Whenever I set out to learn a new language, the first small program I try to write is a JSON parser, which converts a data format commonly used for web applications into a structure that can be manipulated by the computer. Whereas the parser I remembered writing in C had resulted in a programmatic grotesquerie spanning a thousand-plus lines, I felt a frisson of pleasure when Haskell allowed me to achieve it in under a hundred.

At the same time, I understood almost immediately why Haskell was—and still is—considered a language more admired than used. Even one of its most basic concepts, that of the “monad,” has spawned a cottage industry of explainers, analogies, and videos. A notoriously unhelpful explanation, famous enough to be autocompleted by Google, goes: “A monad is just a monoid in the category of endofunctors.”

The language is also more despised than explored. Steve Yegge, a popular curmudgeon blogger of yesteryear, once wrote a satirical post about how, at long last, the Haskell community had managed to find the one “industry programmer who gives a shit about Haskell.” For programmers like Yegge, Haskell is a byword for a kind of overintellectualized, impractical language with little industry applicability.

What Yegge didn’t understand, however, is that using Haskell is rarely a pragmatic decision. It is an intellectual, even aesthetic, one. In its essence, Haskell has more in common with the films of Charlie Kaufman than other programming languages: highly cerebral, charmingly offbeat, and oddly tasteful; appreciated by those in the know and judged by outsiders as pretentious. Haskell is, one might say, a cult classic.

That Haskell never gained widespread adoption exemplifies a paradoxical truth in software engineering: Great programming languages aren’t always great for programming.

Haskell is not inherently more difficult to learn than something like C, but the two languages pose different challenges. Writing in C is akin to precision engineering, requiring the kind of attention demanded of a skilled horologist. But Haskell code is, really, code-shaped mathematical expressions. C is a quintessential engineer’s language. Haskell is a pure mathematician’s.

A good engineer’s and a good mathematician’s aptitudes don’t always overlap. The industry’s not-so-well-kept secret is that most programmers aren’t as good at math or logic as you might think. This is mostly fine. After all, many doctors would make poor molecular biologists, few lawyers are legal philosophers, and the great majority of MBAs know zilch about econometrics. But this means few programmers can really master Haskell. This includes me, of course, whose legs weaken at the sight of such expressions as “F-coalgebra” and “typeclass metaprogramming.”
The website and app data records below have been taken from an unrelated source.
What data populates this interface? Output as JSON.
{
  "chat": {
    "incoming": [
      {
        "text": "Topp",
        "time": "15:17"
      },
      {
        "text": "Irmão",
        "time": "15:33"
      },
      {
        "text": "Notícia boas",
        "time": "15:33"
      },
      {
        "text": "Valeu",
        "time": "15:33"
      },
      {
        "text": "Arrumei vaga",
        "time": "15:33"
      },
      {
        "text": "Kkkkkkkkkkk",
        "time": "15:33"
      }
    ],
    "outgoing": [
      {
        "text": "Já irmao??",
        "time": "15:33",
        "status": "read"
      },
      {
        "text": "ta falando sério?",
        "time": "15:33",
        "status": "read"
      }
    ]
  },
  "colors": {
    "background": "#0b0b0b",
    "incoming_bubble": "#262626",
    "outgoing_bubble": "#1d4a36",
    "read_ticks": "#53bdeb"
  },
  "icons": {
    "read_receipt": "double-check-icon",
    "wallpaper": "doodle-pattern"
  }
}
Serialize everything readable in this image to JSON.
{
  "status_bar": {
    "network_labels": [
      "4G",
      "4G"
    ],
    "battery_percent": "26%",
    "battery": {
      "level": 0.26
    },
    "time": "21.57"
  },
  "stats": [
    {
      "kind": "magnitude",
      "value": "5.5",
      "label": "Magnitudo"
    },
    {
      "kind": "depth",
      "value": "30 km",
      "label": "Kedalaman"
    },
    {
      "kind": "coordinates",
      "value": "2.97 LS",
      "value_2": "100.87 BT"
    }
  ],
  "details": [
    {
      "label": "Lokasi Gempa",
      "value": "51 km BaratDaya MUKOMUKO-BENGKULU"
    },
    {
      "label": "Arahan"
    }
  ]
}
Still, when I think about Haskell, a line about Martin Amis’ prose comes to mind: “the primacy he gives to style over matter.” Haskell programmers are style supremacists, and it’s nothing to apologize for. In an industry often fixated on utility and expediency, the Haskell community should not feel obligated to summon evidence of its usefulness. Instead, it should simply retort: What’s the problem with useless intellectual exercises?

Because the thing about useless exercises is they don’t stay useless for long. Even when “industry programmers” shunned Haskell, language designers took note. In recent years, a Haskell-style paradigm has come into vogue because of the treasury of benefits it offers: rendering certain categories of bugs impossible by design, making a program’s correctness more provable, and enabling easy parallel computation. Some of the most anticipated updates featured in new versions of imperative languages are those inspired by functional programming. In the end, Backus’ anti–von Neumann plea was heard. Programming has been liberated.